Job would get his chance to speak with God. But first, his friends would have to shut up for a few seconds. Job finally renders them silent with a rebuttal in which he seems to convince them that he is a good man, not a sinner. Here is a snippet from Job’s final line of defence to his friends:
If I have walked in falsehood or my foot has hurried after deceit let God weight me in honest scales and he will know that I am blameless.
His friends, who were quick to throw Job under the bus earlier, are either tired of arguing or accept Job’s argument that he is innocent.
Then something unexpected happens. A fourth friend, who was keeping quiet in order to let the elder friends have their say, chimes in. His name is Elihu. He doesn’t buy Job’s whole, “I’m innocent” act:
So listen to me, you men of understanding. Far be it from God to do evil, from the Alimighty to do wrong.

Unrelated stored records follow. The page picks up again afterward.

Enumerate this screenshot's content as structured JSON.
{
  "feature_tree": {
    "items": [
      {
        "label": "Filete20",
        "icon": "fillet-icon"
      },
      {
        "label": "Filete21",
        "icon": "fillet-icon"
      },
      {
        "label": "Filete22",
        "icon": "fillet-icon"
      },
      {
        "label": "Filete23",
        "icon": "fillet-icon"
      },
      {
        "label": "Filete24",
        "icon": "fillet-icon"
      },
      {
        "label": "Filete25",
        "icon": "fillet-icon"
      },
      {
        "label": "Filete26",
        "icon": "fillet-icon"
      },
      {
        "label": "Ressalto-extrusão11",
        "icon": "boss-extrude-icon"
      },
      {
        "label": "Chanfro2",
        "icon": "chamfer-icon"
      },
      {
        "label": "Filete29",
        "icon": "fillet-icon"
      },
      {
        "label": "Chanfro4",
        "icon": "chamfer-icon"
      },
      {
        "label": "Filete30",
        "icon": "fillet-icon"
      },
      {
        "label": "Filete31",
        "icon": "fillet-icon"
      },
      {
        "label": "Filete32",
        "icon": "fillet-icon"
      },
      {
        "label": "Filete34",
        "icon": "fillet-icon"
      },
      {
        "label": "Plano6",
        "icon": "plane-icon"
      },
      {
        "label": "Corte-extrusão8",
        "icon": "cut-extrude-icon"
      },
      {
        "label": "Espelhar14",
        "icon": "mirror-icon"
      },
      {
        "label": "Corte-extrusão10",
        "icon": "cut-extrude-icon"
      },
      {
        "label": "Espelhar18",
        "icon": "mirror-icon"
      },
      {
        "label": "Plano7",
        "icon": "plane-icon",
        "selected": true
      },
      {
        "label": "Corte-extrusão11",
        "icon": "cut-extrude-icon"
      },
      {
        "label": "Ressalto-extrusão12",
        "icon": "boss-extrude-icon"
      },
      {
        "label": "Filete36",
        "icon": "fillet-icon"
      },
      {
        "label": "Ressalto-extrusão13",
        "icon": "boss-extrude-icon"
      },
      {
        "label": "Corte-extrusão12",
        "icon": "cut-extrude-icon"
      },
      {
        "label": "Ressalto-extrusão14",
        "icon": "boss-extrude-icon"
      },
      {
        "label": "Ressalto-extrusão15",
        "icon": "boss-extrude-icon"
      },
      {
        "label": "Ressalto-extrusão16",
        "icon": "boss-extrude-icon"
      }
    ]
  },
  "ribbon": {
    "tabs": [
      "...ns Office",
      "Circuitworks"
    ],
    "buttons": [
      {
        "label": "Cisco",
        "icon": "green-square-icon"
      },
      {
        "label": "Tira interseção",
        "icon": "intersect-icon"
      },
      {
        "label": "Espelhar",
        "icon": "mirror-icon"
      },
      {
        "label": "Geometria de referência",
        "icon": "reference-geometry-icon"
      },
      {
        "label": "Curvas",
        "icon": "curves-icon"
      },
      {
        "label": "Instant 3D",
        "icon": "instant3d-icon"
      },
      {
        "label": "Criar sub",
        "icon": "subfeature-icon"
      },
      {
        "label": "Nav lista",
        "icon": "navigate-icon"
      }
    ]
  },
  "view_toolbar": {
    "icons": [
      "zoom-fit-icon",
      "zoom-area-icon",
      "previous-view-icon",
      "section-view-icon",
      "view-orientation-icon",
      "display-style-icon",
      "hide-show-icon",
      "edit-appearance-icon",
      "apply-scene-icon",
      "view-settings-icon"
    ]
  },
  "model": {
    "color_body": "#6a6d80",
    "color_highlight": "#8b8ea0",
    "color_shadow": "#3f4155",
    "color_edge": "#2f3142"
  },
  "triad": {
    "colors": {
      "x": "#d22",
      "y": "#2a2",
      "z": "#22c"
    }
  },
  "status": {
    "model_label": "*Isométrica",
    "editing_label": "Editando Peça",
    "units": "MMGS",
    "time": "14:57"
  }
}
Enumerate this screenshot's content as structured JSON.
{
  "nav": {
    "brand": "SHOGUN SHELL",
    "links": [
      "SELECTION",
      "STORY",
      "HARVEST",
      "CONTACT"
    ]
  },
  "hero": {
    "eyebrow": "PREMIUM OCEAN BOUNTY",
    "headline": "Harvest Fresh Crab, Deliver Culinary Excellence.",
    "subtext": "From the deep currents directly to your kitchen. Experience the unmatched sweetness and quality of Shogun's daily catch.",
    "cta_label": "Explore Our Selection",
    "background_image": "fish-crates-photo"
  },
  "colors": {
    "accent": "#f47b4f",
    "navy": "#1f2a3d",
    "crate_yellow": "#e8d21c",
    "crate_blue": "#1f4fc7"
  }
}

He repays a man for what he has done; he brings upon him what his conduct deserves.
Elihu keeps up the tongue lashing for quite a few chapters. Finally, God has had enough of all the speculation:
Who is this who darkens my counsel without knowledge? Brace yourself like a man; I will question you, and you shall answer me.

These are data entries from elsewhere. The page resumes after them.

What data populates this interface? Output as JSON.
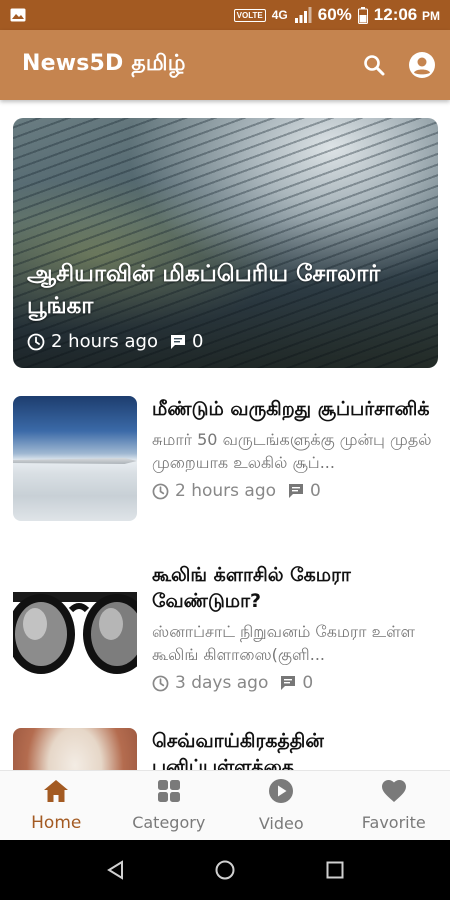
{
  "status_bar": {
    "volte": "VOLTE",
    "network": "4G",
    "battery": "60%",
    "time": "12:06",
    "ampm": "PM"
  },
  "app_bar": {
    "title": "News5D தமிழ்",
    "icons": [
      "search-icon",
      "account-icon"
    ]
  },
  "featured": {
    "title": "ஆசியாவின் மிகப்பெரிய சோலார் பூங்கா",
    "time": "2 hours ago",
    "comments": "0"
  },
  "articles": [
    {
      "headline": "மீண்டும் வருகிறது சூப்பர்சானிக்",
      "summary": "சுமார் 50 வருடங்களுக்கு முன்பு முதல் முறையாக உலகில் சூப்...",
      "time": "2 hours ago",
      "comments": "0"
    },
    {
      "headline": "கூலிங் க்ளாசில் கேமரா வேண்டுமா?",
      "summary": "ஸ்னாப்சாட் நிறுவனம் கேமரா உள்ள கூலிங் கிளாஸை(குளி...",
      "time": "3 days ago",
      "comments": "0"
    },
    {
      "headline": "செவ்வாய்கிரகத்தின் பனிப்பள்ளத்தை"
    }
  ],
  "bottom_nav": {
    "home": "Home",
    "category": "Category",
    "video": "Video",
    "favorite": "Favorite"
  },
  "colors": {
    "status_bar": "#a35a22",
    "app_bar": "#c5844f",
    "accent": "#a35a22"
  }
}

Job is finally going to get his “day in court”. But first, God has to do some bragging about how awesome he is. He starts with the obvious – creation. Yeah, he did that. Then he talks about making the sun rise and set. Then the seasons. Then the animals. Then the weird stuff:
Leviathan and Behemoth. I thought those were just the names of roller-coasters at Canada’s Wonderland. God goes on to talk about two magnificent beasts that are really worthy of a blog post all on their own (which I am excited to write about at a later time). Basically, he is describing a dinosaur and a water-dwelling dragon that are so magnificent that only he has the power to command them. Job seems to know fully well what God is talking about, even though there is no evidence of such creatures existing in the fossil record of that time.

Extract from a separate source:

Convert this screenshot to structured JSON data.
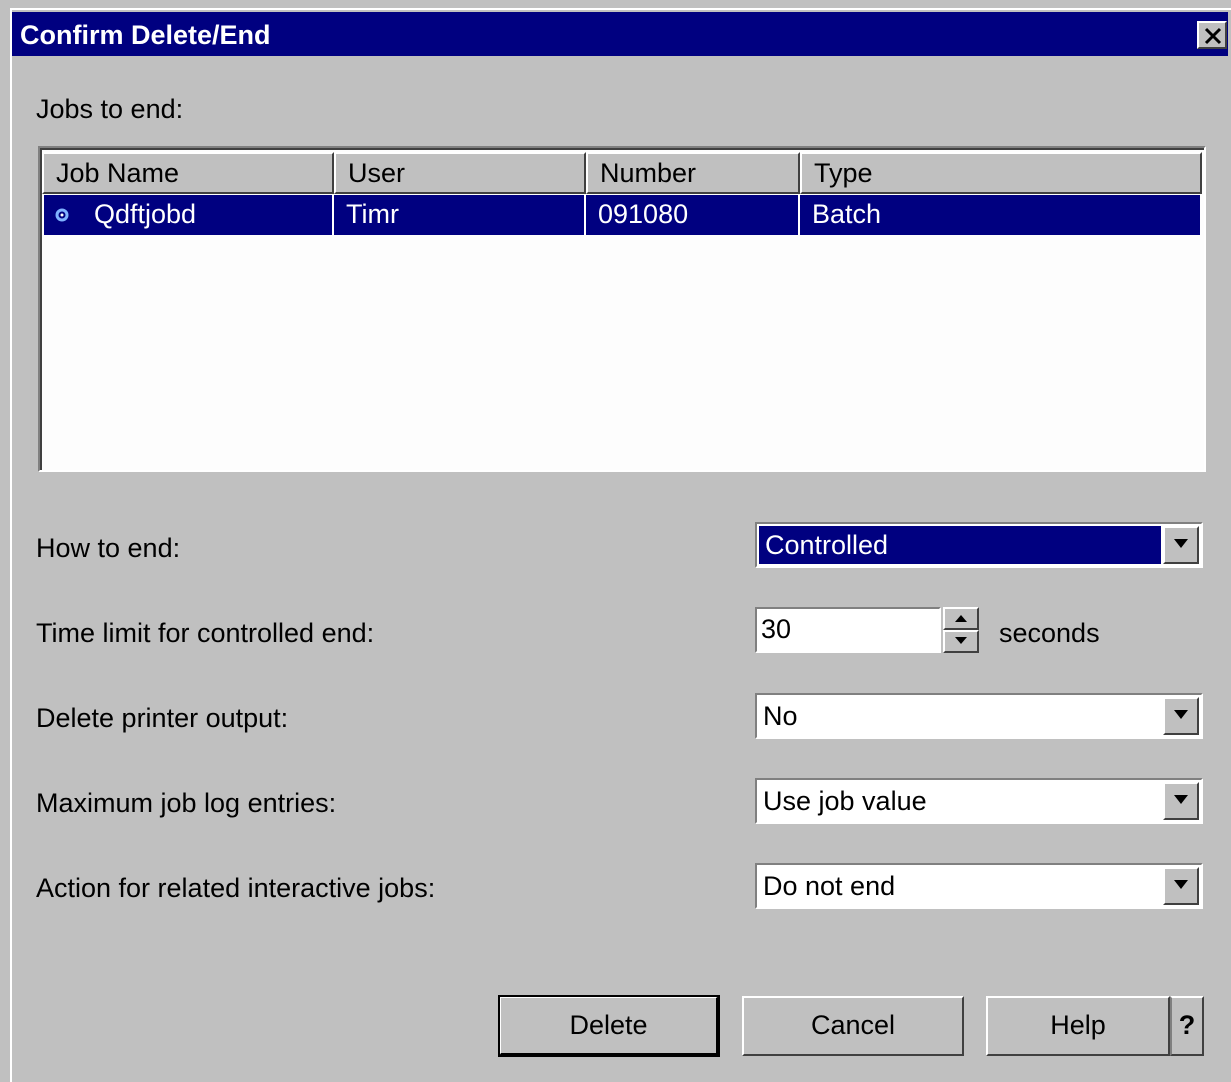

Kind readers, if you have stayed with me until now, I applaud you. This is going to be my longest post to date, so thanks for your patience.
Job realizes God is the boss and he was wrong to doubt him, so he apologizes:
I know you can do all things; no plan of yours can be thwarted. You asked, ‘Who is this that obscures my counsel without knowledge?’
Surely I spoke of things I did not understand, things too wonderful for me to know.
Second Test Passed.
This causes God to calm down. He is still pissed off at Job’s buddies (except for Elihu, who is not mentioned again) for feeding him a load of baloney, so he commanded Eliphaz to, you guessed it, burn up some animal sacrifices. Seven bulls and seven rams to be exact.
Job is commanded to pray for his friends. God accepts the prayer. Everything is back to normal… well sort of.
Job’s sons and daughters were still dead. Or were they? It’s unclear.
Remember at the beginning, when I gave some numbers of Job’s “belongings”? Well now that this whole ordeal was over, God replenished Job’s stuff for him. He got some new sons and daughters. He got some more livestock. Job’s brothers and sisters even showed up and each one of them gave Job a piece of silver and a gold ring.
Job’s stuff after the ordeal:
- Unknown pieces of silver and gold (+)
- 7 sons (break even)
- 3 daughters (this is a net gain because they were more beautiful than before)
- 14,000 sheep (+7,000)
- 6,000 camels (+3,000)
- 1,000 yoke of oxen (+500 yoke)
- 1,000 donkeys (+500)
- 0 servants (Large (unspecified) loss of servants)
Job lived to the ripe age of 140. Not bad.
So how does all of this relate to the Notre Dame cathedral burning up?
The moral of the Book of Job seems to be that bad things happen to good people (or buildings), but it’s all in God’s/Satan’s plan.
Based on all the donations pouring in from the top one percent bazillionaires, I would say that just like Job’s life after his ordeal, the cathedral is going to get a kick-ass makeover. We just have to be patient, trust in God, and repent. Some animal sacrifices might go a long way to help.
Like the message in my student bible said, it’s more about eloquence than rigorous logic.